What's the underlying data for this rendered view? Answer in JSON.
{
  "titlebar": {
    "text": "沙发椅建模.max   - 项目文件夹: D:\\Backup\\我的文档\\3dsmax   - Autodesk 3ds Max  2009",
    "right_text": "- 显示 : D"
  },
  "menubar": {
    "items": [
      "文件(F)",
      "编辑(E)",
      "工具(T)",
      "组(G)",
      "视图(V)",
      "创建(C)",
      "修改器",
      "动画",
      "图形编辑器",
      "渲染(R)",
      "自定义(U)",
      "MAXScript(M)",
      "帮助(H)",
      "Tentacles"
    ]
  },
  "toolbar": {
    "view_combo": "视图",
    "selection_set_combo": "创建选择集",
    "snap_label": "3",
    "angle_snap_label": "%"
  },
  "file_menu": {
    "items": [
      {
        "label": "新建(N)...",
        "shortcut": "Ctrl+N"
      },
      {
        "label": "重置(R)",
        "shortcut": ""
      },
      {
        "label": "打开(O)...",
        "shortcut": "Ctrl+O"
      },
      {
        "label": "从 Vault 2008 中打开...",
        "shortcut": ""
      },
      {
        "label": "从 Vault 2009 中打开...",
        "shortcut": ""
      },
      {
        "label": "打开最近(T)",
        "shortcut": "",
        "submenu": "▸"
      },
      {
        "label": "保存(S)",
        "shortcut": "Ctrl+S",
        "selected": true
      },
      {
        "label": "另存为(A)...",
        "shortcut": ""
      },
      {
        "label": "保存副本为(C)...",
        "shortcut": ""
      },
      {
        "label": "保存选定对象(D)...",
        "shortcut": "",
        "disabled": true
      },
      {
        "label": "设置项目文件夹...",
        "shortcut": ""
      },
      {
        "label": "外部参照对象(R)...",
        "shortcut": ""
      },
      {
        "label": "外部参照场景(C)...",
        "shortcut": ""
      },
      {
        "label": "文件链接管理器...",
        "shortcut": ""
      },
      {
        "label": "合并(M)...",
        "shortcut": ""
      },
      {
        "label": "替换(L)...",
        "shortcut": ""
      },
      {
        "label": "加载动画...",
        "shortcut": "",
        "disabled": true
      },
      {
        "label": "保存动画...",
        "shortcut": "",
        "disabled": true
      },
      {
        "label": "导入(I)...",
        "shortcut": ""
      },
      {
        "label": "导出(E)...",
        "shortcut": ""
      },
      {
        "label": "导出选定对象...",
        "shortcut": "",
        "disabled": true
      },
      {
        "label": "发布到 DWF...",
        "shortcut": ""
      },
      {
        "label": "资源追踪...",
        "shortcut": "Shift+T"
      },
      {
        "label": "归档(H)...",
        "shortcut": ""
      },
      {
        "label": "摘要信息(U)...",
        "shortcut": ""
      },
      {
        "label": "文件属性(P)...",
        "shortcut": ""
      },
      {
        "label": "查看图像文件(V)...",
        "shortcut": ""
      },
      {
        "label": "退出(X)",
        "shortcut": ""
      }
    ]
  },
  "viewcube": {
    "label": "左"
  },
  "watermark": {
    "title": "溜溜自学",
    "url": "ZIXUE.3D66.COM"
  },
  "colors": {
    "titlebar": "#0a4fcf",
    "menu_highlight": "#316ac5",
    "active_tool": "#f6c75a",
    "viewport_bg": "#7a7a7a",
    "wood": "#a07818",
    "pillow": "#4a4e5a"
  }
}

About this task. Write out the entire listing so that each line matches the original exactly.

Written answer.
What's the underlying data for this rendered view? Answer in JSON.
{
  "titlebar": {
    "text": "沙发椅建模.max   - 项目文件夹: D:\\Backup\\我的文档\\3dsmax   - Autodesk 3ds Max  2009",
    "right_text": "- 显示 : D"
  },
  "menubar": {
    "items": [
      "文件(F)",
      "编辑(E)",
      "工具(T)",
      "组(G)",
      "视图(V)",
      "创建(C)",
      "修改器",
      "动画",
      "图形编辑器",
      "渲染(R)",
      "自定义(U)",
      "MAXScript(M)",
      "帮助(H)",
      "Tentacles"
    ]
  },
  "toolbar": {
    "view_combo": "视图",
    "selection_set_combo": "创建选择集",
    "snap_label": "3",
    "angle_snap_label": "%"
  },
  "file_menu": {
    "items": [
      {
        "label": "新建(N)...",
        "shortcut": "Ctrl+N"
      },
      {
        "label": "重置(R)",
        "shortcut": ""
      },
      {
        "label": "打开(O)...",
        "shortcut": "Ctrl+O"
      },
      {
        "label": "从 Vault 2008 中打开...",
        "shortcut": ""
      },
      {
        "label": "从 Vault 2009 中打开...",
        "shortcut": ""
      },
      {
        "label": "打开最近(T)",
        "shortcut": "",
        "submenu": "▸"
      },
      {
        "label": "保存(S)",
        "shortcut": "Ctrl+S",
        "selected": true
      },
      {
        "label": "另存为(A)...",
        "shortcut": ""
      },
      {
        "label": "保存副本为(C)...",
        "shortcut": ""
      },
      {
        "label": "保存选定对象(D)...",
        "shortcut": "",
        "disabled": true
      },
      {
        "label": "设置项目文件夹...",
        "shortcut": ""
      },
      {
        "label": "外部参照对象(R)...",
        "shortcut": ""
      },
      {
        "label": "外部参照场景(C)...",
        "shortcut": ""
      },
      {
        "label": "文件链接管理器...",
        "shortcut": ""
      },
      {
        "label": "合并(M)...",
        "shortcut": ""
      },
      {
        "label": "替换(L)...",
        "shortcut": ""
      },
      {
        "label": "加载动画...",
        "shortcut": "",
        "disabled": true
      },
      {
        "label": "保存动画...",
        "shortcut": "",
        "disabled": true
      },
      {
        "label": "导入(I)...",
        "shortcut": ""
      },
      {
        "label": "导出(E)...",
        "shortcut": ""
      },
      {
        "label": "导出选定对象...",
        "shortcut": "",
        "disabled": true
      },
      {
        "label": "发布到 DWF...",
        "shortcut": ""
      },
      {
        "label": "资源追踪...",
        "shortcut": "Shift+T"
      },
      {
        "label": "归档(H)...",
        "shortcut": ""
      },
      {
        "label": "摘要信息(U)...",
        "shortcut": ""
      },
      {
        "label": "文件属性(P)...",
        "shortcut": ""
      },
      {
        "label": "查看图像文件(V)...",
        "shortcut": ""
      },
      {
        "label": "退出(X)",
        "shortcut": ""
      }
    ]
  },
  "viewcube": {
    "label": "左"
  },
  "watermark": {
    "title": "溜溜自学",
    "url": "ZIXUE.3D66.COM"
  },
  "colors": {
    "titlebar": "#0a4fcf",
    "menu_highlight": "#316ac5",
    "active_tool": "#f6c75a",
    "viewport_bg": "#7a7a7a",
    "wood": "#a07818",
    "pillow": "#4a4e5a"
  }
}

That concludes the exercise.